TASK ITEM:
Each line below is to be repeated exactly; any picture is to be left out.

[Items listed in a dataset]
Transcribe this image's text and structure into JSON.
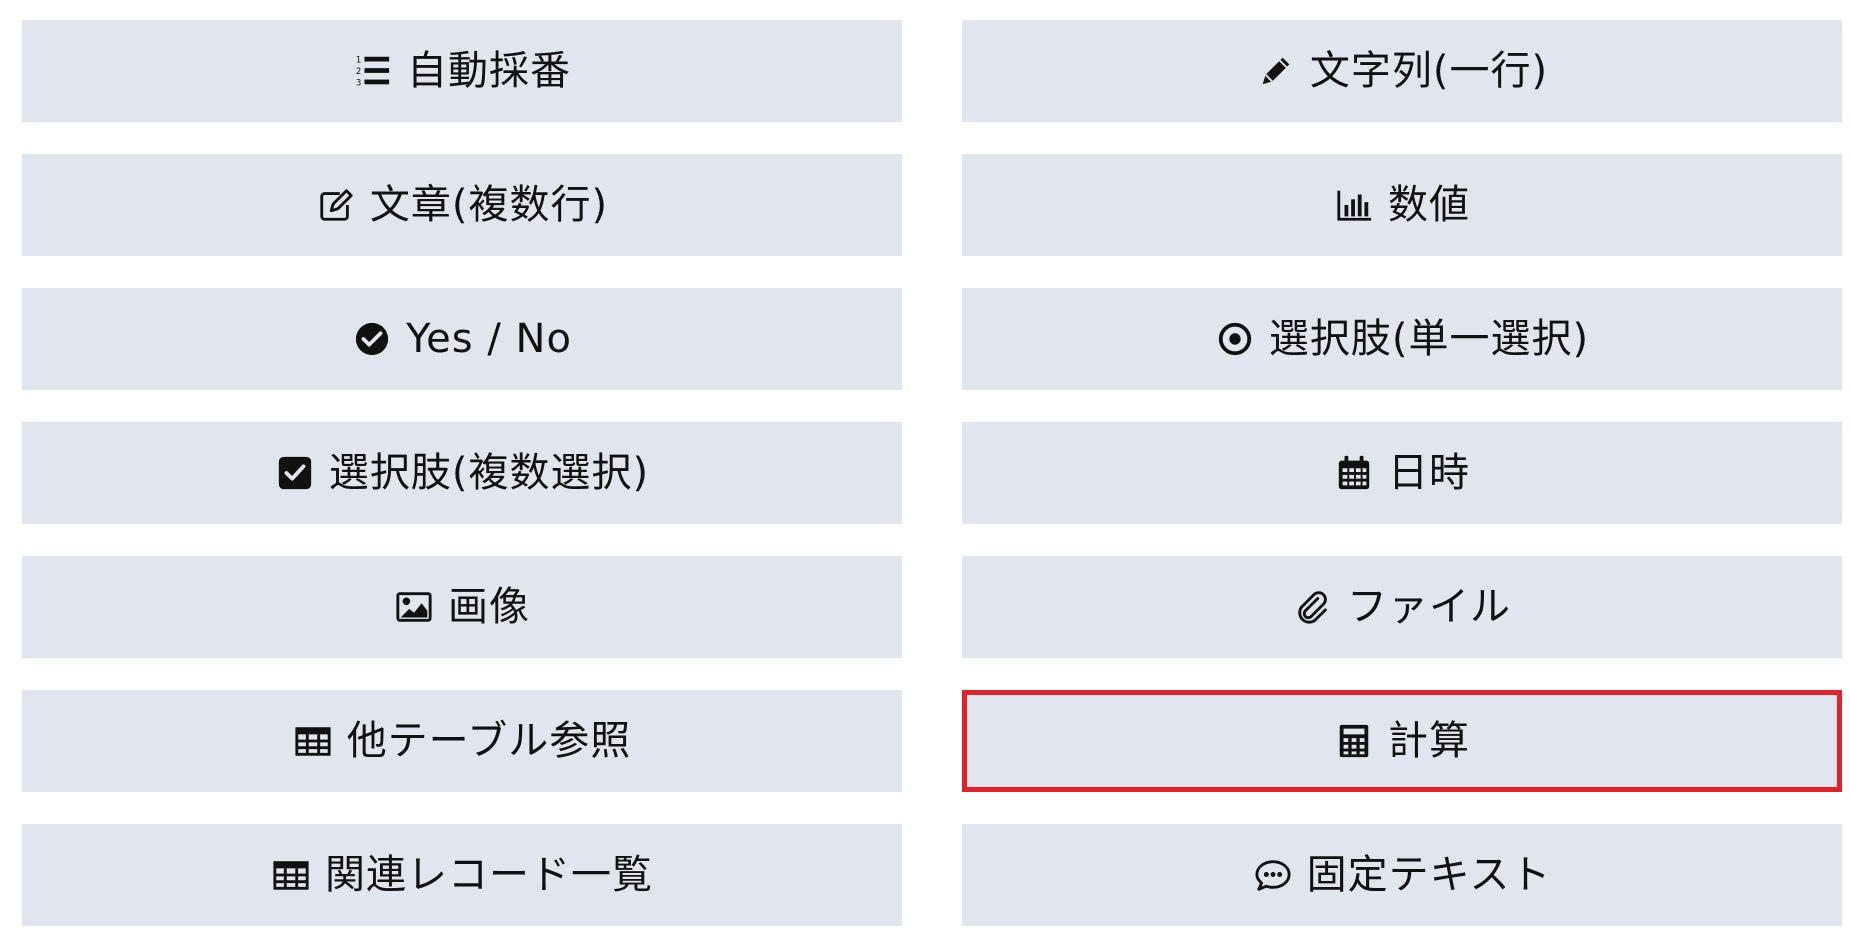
{
  "field_types": [
    {
      "id": "auto-number",
      "label": "自動採番",
      "icon": "list-ol-icon"
    },
    {
      "id": "text-single",
      "label": "文字列(一行)",
      "icon": "pencil-icon"
    },
    {
      "id": "text-multi",
      "label": "文章(複数行)",
      "icon": "edit-square-icon"
    },
    {
      "id": "number",
      "label": "数値",
      "icon": "bar-chart-icon"
    },
    {
      "id": "yes-no",
      "label": "Yes / No",
      "icon": "check-circle-icon"
    },
    {
      "id": "select-single",
      "label": "選択肢(単一選択)",
      "icon": "dot-circle-icon"
    },
    {
      "id": "select-multi",
      "label": "選択肢(複数選択)",
      "icon": "check-square-icon"
    },
    {
      "id": "datetime",
      "label": "日時",
      "icon": "calendar-icon"
    },
    {
      "id": "image",
      "label": "画像",
      "icon": "image-icon"
    },
    {
      "id": "file",
      "label": "ファイル",
      "icon": "paperclip-icon"
    },
    {
      "id": "table-ref",
      "label": "他テーブル参照",
      "icon": "table-icon"
    },
    {
      "id": "calculation",
      "label": "計算",
      "icon": "calculator-icon"
    },
    {
      "id": "related-records",
      "label": "関連レコード一覧",
      "icon": "table-icon"
    },
    {
      "id": "fixed-text",
      "label": "固定テキスト",
      "icon": "comment-dots-icon"
    }
  ],
  "selected": "calculation",
  "colors": {
    "button_bg": "#e1e5ee",
    "text": "#111111",
    "highlight_border": "#e3212b"
  }
}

WRITTEN SOLUTION:
Transcribe this image's text and structure into JSON.
{
  "field_types": [
    {
      "id": "auto-number",
      "label": "自動採番",
      "icon": "list-ol-icon"
    },
    {
      "id": "text-single",
      "label": "文字列(一行)",
      "icon": "pencil-icon"
    },
    {
      "id": "text-multi",
      "label": "文章(複数行)",
      "icon": "edit-square-icon"
    },
    {
      "id": "number",
      "label": "数値",
      "icon": "bar-chart-icon"
    },
    {
      "id": "yes-no",
      "label": "Yes / No",
      "icon": "check-circle-icon"
    },
    {
      "id": "select-single",
      "label": "選択肢(単一選択)",
      "icon": "dot-circle-icon"
    },
    {
      "id": "select-multi",
      "label": "選択肢(複数選択)",
      "icon": "check-square-icon"
    },
    {
      "id": "datetime",
      "label": "日時",
      "icon": "calendar-icon"
    },
    {
      "id": "image",
      "label": "画像",
      "icon": "image-icon"
    },
    {
      "id": "file",
      "label": "ファイル",
      "icon": "paperclip-icon"
    },
    {
      "id": "table-ref",
      "label": "他テーブル参照",
      "icon": "table-icon"
    },
    {
      "id": "calculation",
      "label": "計算",
      "icon": "calculator-icon"
    },
    {
      "id": "related-records",
      "label": "関連レコード一覧",
      "icon": "table-icon"
    },
    {
      "id": "fixed-text",
      "label": "固定テキスト",
      "icon": "comment-dots-icon"
    }
  ],
  "selected": "calculation",
  "colors": {
    "button_bg": "#e1e5ee",
    "text": "#111111",
    "highlight_border": "#e3212b"
  }
}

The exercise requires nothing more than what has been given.